The panellists reviewed the realities of city-to-city cooperation in light of their own practical experiences and highlighted the many benefits to be attained and critical bottlenecks to be removed. Each in their respective area of experience drew practical, forward looking conclusions as a contribution to concrete joint follow-up. Many interventions from the floor added to a diverse range the experiences but, in the end, arrived at very similar conclusions to those contributed earlier by the panellists. The time of the meeting was approximately equally divided between statements from the panel and interventions from the floor. In the end, there was general agreement that city-to-city cooperation results in tangible benefits for local authorities and their citizens through peer-to-peer exchange of operationally relevant information and experience. There was also agreement that many opportunities remain for further developing the potentials of both city cooperation practice and of the support available to cities for this cooperation - especially by more fully exploiting the convergence of development practice and the new partnership between the associations of local authorities and the United Nations.

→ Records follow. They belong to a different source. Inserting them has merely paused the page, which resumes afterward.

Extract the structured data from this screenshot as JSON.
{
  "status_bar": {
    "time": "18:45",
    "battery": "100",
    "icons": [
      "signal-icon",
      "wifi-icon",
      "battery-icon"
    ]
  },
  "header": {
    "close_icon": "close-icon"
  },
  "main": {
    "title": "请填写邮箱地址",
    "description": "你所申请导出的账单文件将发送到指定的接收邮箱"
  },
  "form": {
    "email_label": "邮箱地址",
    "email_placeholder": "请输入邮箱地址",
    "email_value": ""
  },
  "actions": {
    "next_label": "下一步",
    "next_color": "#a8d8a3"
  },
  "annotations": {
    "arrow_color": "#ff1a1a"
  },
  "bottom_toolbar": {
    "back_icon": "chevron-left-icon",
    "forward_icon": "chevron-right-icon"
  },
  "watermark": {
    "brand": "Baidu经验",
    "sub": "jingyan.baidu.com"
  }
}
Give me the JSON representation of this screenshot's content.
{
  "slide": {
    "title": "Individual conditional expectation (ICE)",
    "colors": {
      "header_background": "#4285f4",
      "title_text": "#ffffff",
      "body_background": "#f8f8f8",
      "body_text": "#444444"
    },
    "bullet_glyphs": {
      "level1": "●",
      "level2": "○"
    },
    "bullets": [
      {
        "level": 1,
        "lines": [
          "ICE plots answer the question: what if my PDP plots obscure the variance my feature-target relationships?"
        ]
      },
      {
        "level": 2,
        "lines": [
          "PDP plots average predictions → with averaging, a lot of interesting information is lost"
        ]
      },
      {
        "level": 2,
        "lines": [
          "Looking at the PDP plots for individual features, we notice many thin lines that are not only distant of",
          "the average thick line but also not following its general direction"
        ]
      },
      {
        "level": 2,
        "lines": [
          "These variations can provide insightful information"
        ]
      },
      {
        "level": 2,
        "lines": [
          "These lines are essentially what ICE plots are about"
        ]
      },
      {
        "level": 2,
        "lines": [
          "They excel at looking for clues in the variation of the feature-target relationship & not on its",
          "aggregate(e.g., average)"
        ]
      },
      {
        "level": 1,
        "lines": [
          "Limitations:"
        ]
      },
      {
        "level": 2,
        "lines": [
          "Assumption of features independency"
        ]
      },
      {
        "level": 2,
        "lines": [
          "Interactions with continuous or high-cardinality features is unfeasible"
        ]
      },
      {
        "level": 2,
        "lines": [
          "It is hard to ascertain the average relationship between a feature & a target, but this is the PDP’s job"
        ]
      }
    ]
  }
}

Many interventions commended UTO/WACLAC and UNCHS (Habitat) on the publication entitled "City-to-City Cooperation: Issues Arising from Experience" which was launched during the meeting. The approach taken by the report was endorsed by both panellists and speakers from the floor, as was the way forward recommended in the final section of the report. Accordingly, participants from cities, associations of local authorities and international support programmes agreed to work towards launching a standing forum on city-to-city cooperation, which will bring together city representatives, support organisations and donors on a regular basis. As the next practical step, and in order to prepare for the first meeting of this forum, Habitat and WACLAC/UTO will organise a round table meeting during the next International Forum on Urban Poverty (IFUP) hosted by the city of Marrakech, Morocco, in October 2001. The round table will also address the development and maintenance of an authoritative inventory of the state of the art of city-to-city cooperation within a structure which will allow continuous updating and refinement of information and which will serve as a reference framework for future policy development by all relevant actors.

 

2001 UNCHS